Help! My Competitor is Using my Company Name in Google AdWords!


QUESTION:  I just discovered one of my competitors is using my company name in its Google AdWords advertising campaign.  What should I do?

ANSWER:  Your company has likely developed common law trademark rights to the use of its name, and if you have gone through a formal trademark registration process, you may have also received statutory trademark protection.  Therefore, you have several options for responding:

a)  Contact your competitor directly to persuade him or her to relinquish use of your company name in Google AdWords.

Despite being a lawyer (and all the stereotypes to the contrary), I think it is almost always preferable for businessmen and women to take the direct and honest approach.  Your competitor may not realize there is anything wrong with his actions.  Reminding your competitor that his actions likely infringe upon your trademark rights, and may also violate applicable state or federal laws on deceptive advertising, fraud, or misrepresentation, may persuade him to change the metrics he purchased through Google Adwords.

b)  Follow Google AdWords’s specified trademark complaint process.

Google has a formal complaint process for handling complaints of trademark infringement in Google AdWords.  Unfortunately, Google does not make it easy to find the trademark complaint form, at least in my opinion.  I had to search the Google search engine for the terms “Google AdWords trademark” to find a link to the Google AdWords terms and conditions, which state that trademark and/or intellectual property infringement is prohibited.  I also found a link to an article on “What is Google’s AdWords and AdSense trademark policy?” on Google’s support forum.  If you are patient enough to read or skim most of the article, there is a link to the trademark complaint form towards the bottom of the article.  The complaint form will ask you to identify yourself, the trademark, and explain how you have obtained rights to use of the trademark.  You will have to specifically state whether your trademark rights were obtained through registration, are subject of a pending application for registration, or were acquired through use of the mark itself.

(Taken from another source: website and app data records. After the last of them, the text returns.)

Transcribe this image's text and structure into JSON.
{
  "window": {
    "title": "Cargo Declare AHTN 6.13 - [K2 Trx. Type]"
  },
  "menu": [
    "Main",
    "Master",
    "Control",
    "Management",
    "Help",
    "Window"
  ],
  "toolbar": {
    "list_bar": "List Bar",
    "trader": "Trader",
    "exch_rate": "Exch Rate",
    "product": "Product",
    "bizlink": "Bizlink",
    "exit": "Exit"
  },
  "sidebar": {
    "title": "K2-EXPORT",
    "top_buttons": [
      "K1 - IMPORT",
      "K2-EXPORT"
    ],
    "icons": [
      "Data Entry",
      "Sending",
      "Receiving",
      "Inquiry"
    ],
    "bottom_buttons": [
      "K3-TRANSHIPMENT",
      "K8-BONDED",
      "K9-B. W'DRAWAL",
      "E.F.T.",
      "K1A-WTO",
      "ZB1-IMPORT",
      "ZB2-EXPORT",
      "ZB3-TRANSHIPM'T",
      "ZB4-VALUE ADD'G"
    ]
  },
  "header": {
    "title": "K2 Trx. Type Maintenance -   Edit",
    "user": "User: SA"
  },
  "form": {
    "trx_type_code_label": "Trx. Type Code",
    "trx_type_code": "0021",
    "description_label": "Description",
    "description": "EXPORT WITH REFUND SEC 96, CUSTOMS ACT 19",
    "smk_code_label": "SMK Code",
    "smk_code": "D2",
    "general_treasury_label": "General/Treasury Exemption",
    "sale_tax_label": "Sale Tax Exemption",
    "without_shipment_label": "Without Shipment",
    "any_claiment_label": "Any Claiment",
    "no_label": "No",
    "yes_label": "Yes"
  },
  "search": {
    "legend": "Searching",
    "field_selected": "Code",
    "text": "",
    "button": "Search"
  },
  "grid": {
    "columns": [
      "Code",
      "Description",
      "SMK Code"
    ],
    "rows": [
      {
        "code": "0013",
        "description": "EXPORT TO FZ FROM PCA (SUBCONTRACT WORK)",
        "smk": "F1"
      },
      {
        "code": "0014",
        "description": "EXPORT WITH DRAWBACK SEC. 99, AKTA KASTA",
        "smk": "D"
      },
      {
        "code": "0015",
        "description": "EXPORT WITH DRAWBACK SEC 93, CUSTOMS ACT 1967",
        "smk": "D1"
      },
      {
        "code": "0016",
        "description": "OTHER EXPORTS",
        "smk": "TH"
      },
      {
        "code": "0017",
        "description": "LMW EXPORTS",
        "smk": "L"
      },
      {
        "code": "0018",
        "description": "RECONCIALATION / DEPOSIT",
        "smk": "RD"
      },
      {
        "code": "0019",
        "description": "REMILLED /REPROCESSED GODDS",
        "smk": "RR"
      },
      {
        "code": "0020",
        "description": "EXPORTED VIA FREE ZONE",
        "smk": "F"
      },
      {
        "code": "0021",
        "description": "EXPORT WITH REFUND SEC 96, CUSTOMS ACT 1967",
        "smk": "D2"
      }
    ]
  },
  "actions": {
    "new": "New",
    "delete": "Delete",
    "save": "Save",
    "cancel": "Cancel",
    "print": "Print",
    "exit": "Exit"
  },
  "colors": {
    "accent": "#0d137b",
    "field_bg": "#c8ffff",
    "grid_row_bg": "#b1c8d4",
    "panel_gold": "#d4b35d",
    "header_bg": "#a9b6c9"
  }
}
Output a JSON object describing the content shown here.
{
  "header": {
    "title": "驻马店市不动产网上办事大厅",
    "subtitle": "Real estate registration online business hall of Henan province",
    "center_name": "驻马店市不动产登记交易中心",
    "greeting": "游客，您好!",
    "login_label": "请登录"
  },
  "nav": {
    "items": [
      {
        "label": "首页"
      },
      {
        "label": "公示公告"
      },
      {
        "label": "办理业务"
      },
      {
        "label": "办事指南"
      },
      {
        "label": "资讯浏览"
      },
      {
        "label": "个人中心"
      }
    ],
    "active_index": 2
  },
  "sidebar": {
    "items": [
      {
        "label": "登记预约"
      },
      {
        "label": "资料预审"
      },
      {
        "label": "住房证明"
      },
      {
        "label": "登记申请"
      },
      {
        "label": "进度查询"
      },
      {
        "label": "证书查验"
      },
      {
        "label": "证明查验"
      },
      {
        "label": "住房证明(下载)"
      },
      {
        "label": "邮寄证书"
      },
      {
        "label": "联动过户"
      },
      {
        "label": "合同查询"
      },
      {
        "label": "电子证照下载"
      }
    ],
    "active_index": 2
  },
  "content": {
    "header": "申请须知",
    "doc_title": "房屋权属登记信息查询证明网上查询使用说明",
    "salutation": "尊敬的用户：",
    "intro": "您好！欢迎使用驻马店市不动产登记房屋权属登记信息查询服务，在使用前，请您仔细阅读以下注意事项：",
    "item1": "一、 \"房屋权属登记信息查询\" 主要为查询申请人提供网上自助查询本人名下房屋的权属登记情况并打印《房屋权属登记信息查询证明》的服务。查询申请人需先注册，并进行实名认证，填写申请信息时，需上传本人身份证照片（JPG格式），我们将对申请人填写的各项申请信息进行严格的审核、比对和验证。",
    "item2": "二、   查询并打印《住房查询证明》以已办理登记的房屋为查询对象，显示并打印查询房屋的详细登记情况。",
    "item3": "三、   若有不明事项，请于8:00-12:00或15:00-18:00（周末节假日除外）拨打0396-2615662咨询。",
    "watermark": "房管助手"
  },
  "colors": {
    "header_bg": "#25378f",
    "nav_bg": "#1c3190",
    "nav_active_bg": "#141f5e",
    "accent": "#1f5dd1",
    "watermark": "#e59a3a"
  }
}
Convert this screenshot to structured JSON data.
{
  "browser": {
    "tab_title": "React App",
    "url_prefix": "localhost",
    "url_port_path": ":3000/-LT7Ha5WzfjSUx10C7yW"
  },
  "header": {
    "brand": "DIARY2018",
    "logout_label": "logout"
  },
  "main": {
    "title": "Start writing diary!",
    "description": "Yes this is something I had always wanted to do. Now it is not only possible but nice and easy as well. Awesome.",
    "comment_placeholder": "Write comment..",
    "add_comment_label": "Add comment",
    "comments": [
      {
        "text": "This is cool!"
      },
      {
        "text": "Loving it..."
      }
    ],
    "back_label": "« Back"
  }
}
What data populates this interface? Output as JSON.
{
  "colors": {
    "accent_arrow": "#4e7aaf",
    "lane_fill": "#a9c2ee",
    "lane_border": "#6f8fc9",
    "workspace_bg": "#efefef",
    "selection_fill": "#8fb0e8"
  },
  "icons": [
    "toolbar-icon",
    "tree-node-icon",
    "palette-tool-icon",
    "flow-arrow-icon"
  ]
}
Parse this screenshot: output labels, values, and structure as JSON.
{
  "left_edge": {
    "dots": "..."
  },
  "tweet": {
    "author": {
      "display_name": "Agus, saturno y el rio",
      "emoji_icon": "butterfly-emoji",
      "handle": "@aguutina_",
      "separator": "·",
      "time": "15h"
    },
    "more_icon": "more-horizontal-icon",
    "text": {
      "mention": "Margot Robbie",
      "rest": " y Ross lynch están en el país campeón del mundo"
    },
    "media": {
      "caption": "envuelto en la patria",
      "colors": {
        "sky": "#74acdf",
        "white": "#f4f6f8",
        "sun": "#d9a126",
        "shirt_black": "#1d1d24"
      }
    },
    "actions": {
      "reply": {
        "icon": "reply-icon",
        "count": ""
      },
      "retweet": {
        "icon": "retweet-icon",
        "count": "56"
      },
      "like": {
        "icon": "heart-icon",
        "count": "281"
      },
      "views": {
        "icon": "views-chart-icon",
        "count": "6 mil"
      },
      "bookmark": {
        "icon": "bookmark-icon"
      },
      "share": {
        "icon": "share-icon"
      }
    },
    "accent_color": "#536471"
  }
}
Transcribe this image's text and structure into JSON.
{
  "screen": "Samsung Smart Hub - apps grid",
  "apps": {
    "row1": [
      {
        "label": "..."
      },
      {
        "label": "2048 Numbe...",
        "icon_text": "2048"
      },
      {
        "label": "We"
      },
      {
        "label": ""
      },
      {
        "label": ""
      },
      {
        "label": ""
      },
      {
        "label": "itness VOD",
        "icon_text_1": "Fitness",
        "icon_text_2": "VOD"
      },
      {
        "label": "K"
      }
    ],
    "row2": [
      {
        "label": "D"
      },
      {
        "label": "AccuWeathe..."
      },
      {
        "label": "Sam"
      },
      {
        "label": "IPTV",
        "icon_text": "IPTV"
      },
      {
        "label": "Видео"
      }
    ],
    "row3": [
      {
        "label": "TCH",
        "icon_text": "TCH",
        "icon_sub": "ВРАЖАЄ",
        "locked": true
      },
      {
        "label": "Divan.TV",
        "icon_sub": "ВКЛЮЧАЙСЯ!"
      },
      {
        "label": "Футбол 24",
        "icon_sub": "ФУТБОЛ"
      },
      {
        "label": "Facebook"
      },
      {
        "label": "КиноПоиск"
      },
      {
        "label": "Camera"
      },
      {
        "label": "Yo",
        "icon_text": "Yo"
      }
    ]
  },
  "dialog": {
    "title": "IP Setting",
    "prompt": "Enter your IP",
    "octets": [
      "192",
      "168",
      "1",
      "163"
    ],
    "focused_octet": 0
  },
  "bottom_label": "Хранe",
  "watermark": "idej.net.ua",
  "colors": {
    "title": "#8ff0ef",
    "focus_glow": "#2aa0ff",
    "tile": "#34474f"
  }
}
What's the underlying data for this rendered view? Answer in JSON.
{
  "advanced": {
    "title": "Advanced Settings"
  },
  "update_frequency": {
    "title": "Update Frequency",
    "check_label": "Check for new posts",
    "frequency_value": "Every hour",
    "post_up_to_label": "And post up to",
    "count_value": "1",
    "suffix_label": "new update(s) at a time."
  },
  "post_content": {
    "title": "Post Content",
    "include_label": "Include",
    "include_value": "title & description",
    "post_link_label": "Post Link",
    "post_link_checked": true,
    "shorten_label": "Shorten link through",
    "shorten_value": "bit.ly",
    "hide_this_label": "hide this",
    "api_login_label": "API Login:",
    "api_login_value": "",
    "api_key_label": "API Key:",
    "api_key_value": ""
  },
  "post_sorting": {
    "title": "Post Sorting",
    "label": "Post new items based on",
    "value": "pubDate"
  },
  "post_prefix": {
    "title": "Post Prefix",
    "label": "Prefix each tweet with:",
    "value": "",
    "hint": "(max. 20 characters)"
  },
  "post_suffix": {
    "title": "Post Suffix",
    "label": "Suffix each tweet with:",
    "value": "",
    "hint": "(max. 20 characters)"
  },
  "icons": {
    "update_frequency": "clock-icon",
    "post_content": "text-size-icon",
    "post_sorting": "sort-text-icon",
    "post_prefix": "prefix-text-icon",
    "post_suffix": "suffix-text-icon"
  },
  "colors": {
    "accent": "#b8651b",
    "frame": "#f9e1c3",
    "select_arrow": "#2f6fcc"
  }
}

Google’s response to your complaint will depend on the information you submit.  I have never acted as legal counsel for Google, so I cannot comment with certainty regarding its trademark dispute policy.  However, I would predict its team of lawyers has advised the company to avoid making legal determinations as to which party in a trademark dispute has prevailing rights.  Therefore, I would expect your complaint to be more likely to succeed if you can (1) clearly show that the violating party has no claim to your company name and has only used it deceive Google users; or (2) clearly demonstrate your trademark rights to your company name through record of a trademark registration.

Complaints made on other bases may also be successful, but those complaints will be more difficult for Google to resolve, and therefore it is harder to predict whether they will be successful.

c)  Pursue legal remedies for trademark infringement or another legal claim.

Your lawyer will be able to assist you with determining whether your competitor’s actions constitute trademark infringement, fraud, misrepresentation, deceptive advertising, tortious interference with a business relationship, or some other actionable legal infraction. Your lawyer will then outline a variety of strategies for enforcing your right.  The strategies may include sending a cease-and-desist letter, seeking injunctive relief, commencing legal action for monetary damages, or other approaches.  If you have questions about strategic options appropriate for your situation, contact ES Swanson Law.

Conclusion:  A competitor who has purchased your company’s name in Google AdWords may claim that “everyone is doing it.”  However, the “everyone is doing it” defense doesn’t work for kids in elementary school, and it is not a valid legal defense that allows your competitor to violate your rights.  The options above, or some combination thereof, will put you on the right path to enforcing your rights.


If you have questions about how to protect your trademark rights, whether registering a trademark is right for your company, or some other aspect of trademark or internet law, please contact ES Swanson Law.